▸ **Your assignment**: Search the records for the string "JSON" and report how many lines contain it, with nothing else.

═════ Data for this task

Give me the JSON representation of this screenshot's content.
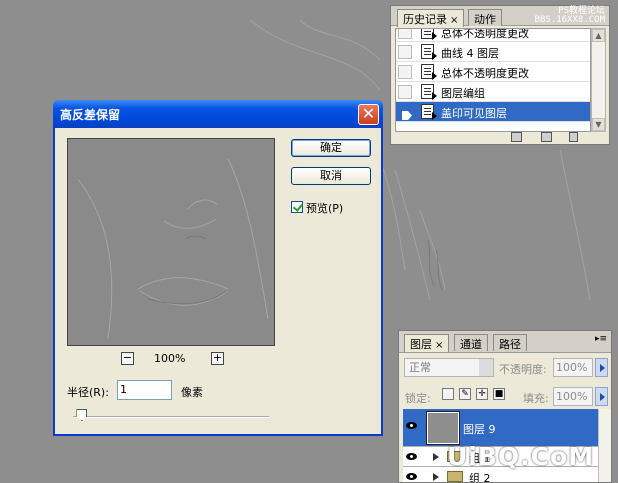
{
  "history_panel": {
    "tabs": [
      {
        "label": "历史记录",
        "close": "×"
      },
      {
        "label": "动作"
      }
    ],
    "watermark": [
      "PS教程论坛",
      "BBS.16XX8.COM"
    ],
    "items": [
      {
        "label": "总体不透明度更改"
      },
      {
        "label": "曲线 4 图层"
      },
      {
        "label": "总体不透明度更改"
      },
      {
        "label": "图层编组"
      },
      {
        "label": "盖印可见图层",
        "selected": true
      }
    ],
    "footer_icons": [
      "new-document-icon",
      "snapshot-icon",
      "trash-icon"
    ]
  },
  "dialog": {
    "title": "高反差保留",
    "close_glyph": "✕",
    "zoom": {
      "minus": "−",
      "plus": "+",
      "value": "100%"
    },
    "ok_label": "确定",
    "cancel_label": "取消",
    "preview_label": "预览(P)",
    "preview_checked": true,
    "radius_label": "半径(R):",
    "radius_value": "1",
    "radius_unit": "像素",
    "radius_slider_fraction": 0.02
  },
  "layers_panel": {
    "tabs": [
      {
        "label": "图层",
        "close": "×"
      },
      {
        "label": "通道"
      },
      {
        "label": "路径"
      }
    ],
    "menu_glyph": "▸≡",
    "blend_mode": "正常",
    "opacity_label": "不透明度:",
    "opacity_value": "100%",
    "lock_label": "锁定:",
    "fill_label": "填充:",
    "fill_value": "100%",
    "layers": [
      {
        "name": "图层 9",
        "selected": true
      },
      {
        "name": "组 1"
      },
      {
        "name": "组 2"
      }
    ]
  },
  "site_watermark": "UiBQ.CoM",
  "colors": {
    "canvas": "#8e8e8e",
    "selection": "#316ac5",
    "title_bar": "#0054e3",
    "close": "#cd3c17"
  }
}
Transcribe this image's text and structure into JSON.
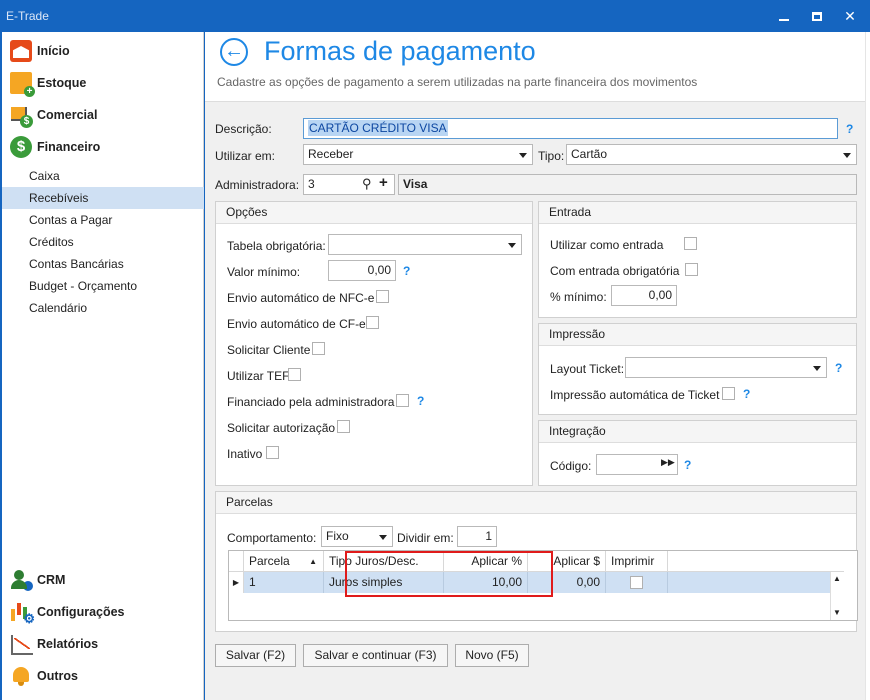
{
  "window": {
    "title": "E-Trade"
  },
  "sidebar": {
    "main_items": [
      {
        "label": "Início",
        "icon": "home-icon"
      },
      {
        "label": "Estoque",
        "icon": "stock-icon"
      },
      {
        "label": "Comercial",
        "icon": "commercial-icon"
      },
      {
        "label": "Financeiro",
        "icon": "finance-icon"
      }
    ],
    "sub_items": [
      "Caixa",
      "Recebíveis",
      "Contas a Pagar",
      "Créditos",
      "Contas Bancárias",
      "Budget - Orçamento",
      "Calendário"
    ],
    "selected_sub": "Recebíveis",
    "bottom_items": [
      {
        "label": "CRM",
        "icon": "crm-icon"
      },
      {
        "label": "Configurações",
        "icon": "settings-icon"
      },
      {
        "label": "Relatórios",
        "icon": "reports-icon"
      },
      {
        "label": "Outros",
        "icon": "bell-icon"
      }
    ]
  },
  "header": {
    "title": "Formas de pagamento",
    "subtitle": "Cadastre as opções de pagamento a serem utilizadas na parte financeira dos movimentos"
  },
  "form": {
    "descricao_label": "Descrição:",
    "descricao_value": "CARTÃO CRÉDITO VISA",
    "help": "?",
    "utilizar_label": "Utilizar em:",
    "utilizar_value": "Receber",
    "tipo_label": "Tipo:",
    "tipo_value": "Cartão",
    "admin_label": "Administradora:",
    "admin_value": "3",
    "admin_name": "Visa"
  },
  "opcoes": {
    "title": "Opções",
    "tabela_label": "Tabela obrigatória:",
    "tabela_value": "",
    "valor_min_label": "Valor mínimo:",
    "valor_min_value": "0,00",
    "nfce_label": "Envio automático de NFC-e",
    "cfe_label": "Envio automático de CF-e",
    "solicitar_cliente_label": "Solicitar Cliente",
    "tef_label": "Utilizar TEF",
    "financiado_label": "Financiado pela administradora",
    "autorizacao_label": "Solicitar autorização",
    "inativo_label": "Inativo"
  },
  "entrada": {
    "title": "Entrada",
    "utilizar_label": "Utilizar como entrada",
    "obrigatoria_label": "Com entrada obrigatória",
    "minimo_label": "% mínimo:",
    "minimo_value": "0,00"
  },
  "impressao": {
    "title": "Impressão",
    "layout_label": "Layout Ticket:",
    "layout_value": "",
    "auto_label": "Impressão automática de Ticket"
  },
  "integracao": {
    "title": "Integração",
    "codigo_label": "Código:",
    "codigo_value": ""
  },
  "parcelas": {
    "title": "Parcelas",
    "comportamento_label": "Comportamento:",
    "comportamento_value": "Fixo",
    "dividir_label": "Dividir em:",
    "dividir_value": "1",
    "columns": [
      "Parcela",
      "Tipo Juros/Desc.",
      "Aplicar %",
      "Aplicar $",
      "Imprimir"
    ],
    "rows": [
      {
        "parcela": "1",
        "tipo": "Juros simples",
        "aplicar_pct": "10,00",
        "aplicar_val": "0,00"
      }
    ]
  },
  "actions": {
    "save": "Salvar (F2)",
    "save_continue": "Salvar e continuar (F3)",
    "new": "Novo (F5)"
  },
  "colors": {
    "accent": "#1e88e5",
    "titlebar": "#1565c0",
    "highlight": "#e01b1b",
    "selected_row": "#cfe0f3"
  }
}
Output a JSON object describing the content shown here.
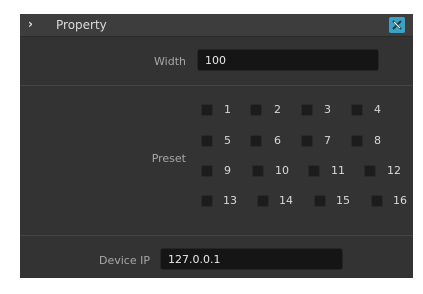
{
  "panel": {
    "title": "Property",
    "chevron": "›",
    "pin_icon": "pin-icon",
    "pin_color": "#3aa2c4"
  },
  "width": {
    "label": "Width",
    "value": "100"
  },
  "preset": {
    "label": "Preset",
    "items": [
      "1",
      "2",
      "3",
      "4",
      "5",
      "6",
      "7",
      "8",
      "9",
      "10",
      "11",
      "12",
      "13",
      "14",
      "15",
      "16"
    ]
  },
  "device_ip": {
    "label": "Device IP",
    "value": "127.0.0.1"
  }
}
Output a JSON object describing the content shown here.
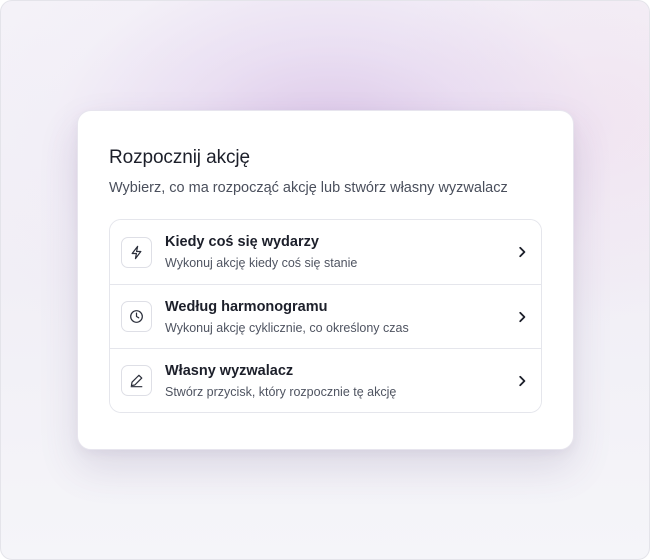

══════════

▸ **Solved exercise**: 4